Then on top of that there are so many other things to consider, promotion, social media, blogging, vintage fairs, festivals plus I also make handmade accessories now too!
Despite of this though, its all worth it to do a job you love!
You also have stalls at vintage fairs etc – tell us about them.
Yes I try and do as many local vintage fairs as I can, mainly in London and my hometown Brighton. They’re extremely helpful for both sales and promotion. They’re also great for meeting other traders in a similar position to do, you end up bumping into the same people each time and creating a sort of community, which is really fun to be a part of.
We’ve also just started trading at festivals, which is my absolute dream. We’re hoping to do a tonne next summer!
The fairs are one day only so tend to cost around £70 for an average stall or you can pay more for a bigger pitch. The festivals are 4 day events so are usually around £500 for the weekend.
How long does shooting new stock take?
Depending on how much new stock I have I usually have an afternoon to prep everything, i.e. steam, hang, then a day to photograph everything.
How long does it take you to upload them?
After photographing them I will edit the photos, then write a short description for each item as well as pricing them, taking measurements, fabric/washing details and any other information I can give to try and give as much away to potential customers as possible. It can take a while, but so satisfying when they’re finally up!
You have a lot of stock and it seems to come and go very quickly in bulk – do you have suppliers, if so who?
No, just wholesalers, we don’t have any specific suppliers. They are mainly based in London although we have road tripped up North in the past as they have a few great & massive warehouses there! It is possible to get suppliers who can send you things in bulk. Eg. A bag of 25 shirts. However I like to handpick all our items so this doesn’t really work for me.
Do you have any tips when dealing with suppliers/cherry picking items?
No not really, I just choose items I really love and could see myself wearing! I’m obsessed with bright colours and fun prints so that’s usually what I’m instantly drawn too.
What are your vital tips to starting up a vintage business to those who are considering it?
I’d say if it’s what you really want to do just go for it! I always said in my case I’d rather look back in 5 years and be glad I tried than look back and think ‘what if’? I don’t think enough people are going it alone and doing their own thing nowadays and think that it’s important to have a continuous flow of new independent small businesses to keep things fresh and interesting.
I guess I’d also let them know how time consuming even the smallest of tasks can be! I don’t think I really considered everything involved just uploading items let alone all the other aspects that run alongside it, especially when you don’t have a full team behind you!

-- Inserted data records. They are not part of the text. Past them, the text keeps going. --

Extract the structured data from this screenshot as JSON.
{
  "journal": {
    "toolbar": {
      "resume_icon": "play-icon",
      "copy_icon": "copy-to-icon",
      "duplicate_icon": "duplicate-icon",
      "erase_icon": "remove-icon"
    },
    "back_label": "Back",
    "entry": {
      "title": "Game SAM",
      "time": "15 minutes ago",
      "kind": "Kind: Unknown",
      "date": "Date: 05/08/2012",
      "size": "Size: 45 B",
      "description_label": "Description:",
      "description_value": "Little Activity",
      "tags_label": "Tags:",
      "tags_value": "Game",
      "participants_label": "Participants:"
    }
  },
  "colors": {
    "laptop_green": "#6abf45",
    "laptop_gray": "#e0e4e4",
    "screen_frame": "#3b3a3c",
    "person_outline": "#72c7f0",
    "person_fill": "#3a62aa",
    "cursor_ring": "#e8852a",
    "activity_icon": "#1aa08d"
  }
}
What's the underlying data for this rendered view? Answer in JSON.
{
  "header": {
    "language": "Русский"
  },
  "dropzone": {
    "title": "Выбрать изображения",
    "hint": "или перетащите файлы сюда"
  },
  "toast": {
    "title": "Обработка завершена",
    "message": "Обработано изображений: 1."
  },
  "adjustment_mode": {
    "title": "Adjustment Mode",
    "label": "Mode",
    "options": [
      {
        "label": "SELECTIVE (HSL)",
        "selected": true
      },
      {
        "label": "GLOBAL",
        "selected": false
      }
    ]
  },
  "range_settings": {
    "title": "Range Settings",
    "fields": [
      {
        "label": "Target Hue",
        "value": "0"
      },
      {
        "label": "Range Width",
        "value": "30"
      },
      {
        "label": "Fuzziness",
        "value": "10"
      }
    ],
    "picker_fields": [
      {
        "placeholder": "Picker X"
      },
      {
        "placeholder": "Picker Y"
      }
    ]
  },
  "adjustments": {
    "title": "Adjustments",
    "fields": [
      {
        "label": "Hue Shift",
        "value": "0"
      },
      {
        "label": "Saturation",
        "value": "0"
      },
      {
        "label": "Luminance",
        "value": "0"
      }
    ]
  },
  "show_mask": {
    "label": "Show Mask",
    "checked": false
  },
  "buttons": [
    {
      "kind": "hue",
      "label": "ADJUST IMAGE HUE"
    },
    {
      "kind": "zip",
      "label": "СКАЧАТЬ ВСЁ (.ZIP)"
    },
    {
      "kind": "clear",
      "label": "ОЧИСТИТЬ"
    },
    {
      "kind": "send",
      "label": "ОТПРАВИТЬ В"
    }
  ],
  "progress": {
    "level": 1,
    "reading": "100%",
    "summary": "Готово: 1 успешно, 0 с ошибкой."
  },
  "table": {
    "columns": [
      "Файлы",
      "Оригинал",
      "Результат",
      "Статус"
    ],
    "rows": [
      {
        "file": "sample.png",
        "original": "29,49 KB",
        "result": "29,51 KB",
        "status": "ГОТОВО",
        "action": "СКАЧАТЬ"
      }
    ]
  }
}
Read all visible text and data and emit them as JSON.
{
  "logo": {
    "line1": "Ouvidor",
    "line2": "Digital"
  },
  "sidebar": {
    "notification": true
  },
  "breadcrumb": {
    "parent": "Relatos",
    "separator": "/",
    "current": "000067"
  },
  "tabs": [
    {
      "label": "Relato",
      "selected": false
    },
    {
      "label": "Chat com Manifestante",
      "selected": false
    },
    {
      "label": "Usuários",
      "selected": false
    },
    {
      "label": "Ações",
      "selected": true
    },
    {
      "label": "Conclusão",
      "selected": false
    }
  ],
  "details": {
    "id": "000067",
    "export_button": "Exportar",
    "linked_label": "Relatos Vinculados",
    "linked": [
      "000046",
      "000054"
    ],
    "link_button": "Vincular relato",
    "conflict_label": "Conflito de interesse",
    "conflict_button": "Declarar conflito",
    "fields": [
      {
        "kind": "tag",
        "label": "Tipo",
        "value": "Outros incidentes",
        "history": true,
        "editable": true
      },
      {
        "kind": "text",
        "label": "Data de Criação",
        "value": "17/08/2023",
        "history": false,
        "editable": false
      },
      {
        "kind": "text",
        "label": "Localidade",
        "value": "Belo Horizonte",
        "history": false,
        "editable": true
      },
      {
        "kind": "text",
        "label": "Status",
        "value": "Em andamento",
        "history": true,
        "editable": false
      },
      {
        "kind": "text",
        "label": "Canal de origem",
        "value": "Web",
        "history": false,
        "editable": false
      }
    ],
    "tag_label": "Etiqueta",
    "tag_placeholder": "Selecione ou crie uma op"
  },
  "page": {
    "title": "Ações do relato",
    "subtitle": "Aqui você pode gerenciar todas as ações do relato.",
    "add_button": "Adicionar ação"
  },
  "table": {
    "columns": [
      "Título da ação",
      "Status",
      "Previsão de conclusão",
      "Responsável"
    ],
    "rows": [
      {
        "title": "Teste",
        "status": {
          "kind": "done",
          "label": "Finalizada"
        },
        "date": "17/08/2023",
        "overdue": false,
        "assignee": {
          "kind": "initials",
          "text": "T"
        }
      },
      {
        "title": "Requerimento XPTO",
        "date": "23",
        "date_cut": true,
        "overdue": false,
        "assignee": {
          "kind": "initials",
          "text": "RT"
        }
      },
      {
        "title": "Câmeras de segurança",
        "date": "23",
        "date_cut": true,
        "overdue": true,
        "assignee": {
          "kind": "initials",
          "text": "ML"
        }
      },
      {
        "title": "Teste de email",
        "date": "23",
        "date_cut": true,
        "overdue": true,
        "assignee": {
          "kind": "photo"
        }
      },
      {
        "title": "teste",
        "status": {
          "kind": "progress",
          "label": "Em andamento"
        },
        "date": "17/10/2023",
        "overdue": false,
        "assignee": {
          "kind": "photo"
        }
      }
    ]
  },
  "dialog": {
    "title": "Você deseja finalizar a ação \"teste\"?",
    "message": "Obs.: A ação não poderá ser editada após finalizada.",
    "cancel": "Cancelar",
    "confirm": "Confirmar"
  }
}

How do you ensure HOB is a go to vintage destination?
I just do my best to keep up to date with my social media and try to push the brand as much as I can. I’ve started emailing bloggers too which can also be really helpful as fashion blogging is so on trend at the moment and they can have a huge following so if you can get one of them to wear one of your pieces it can be extremely helpful.
Words by Loo Loo Rose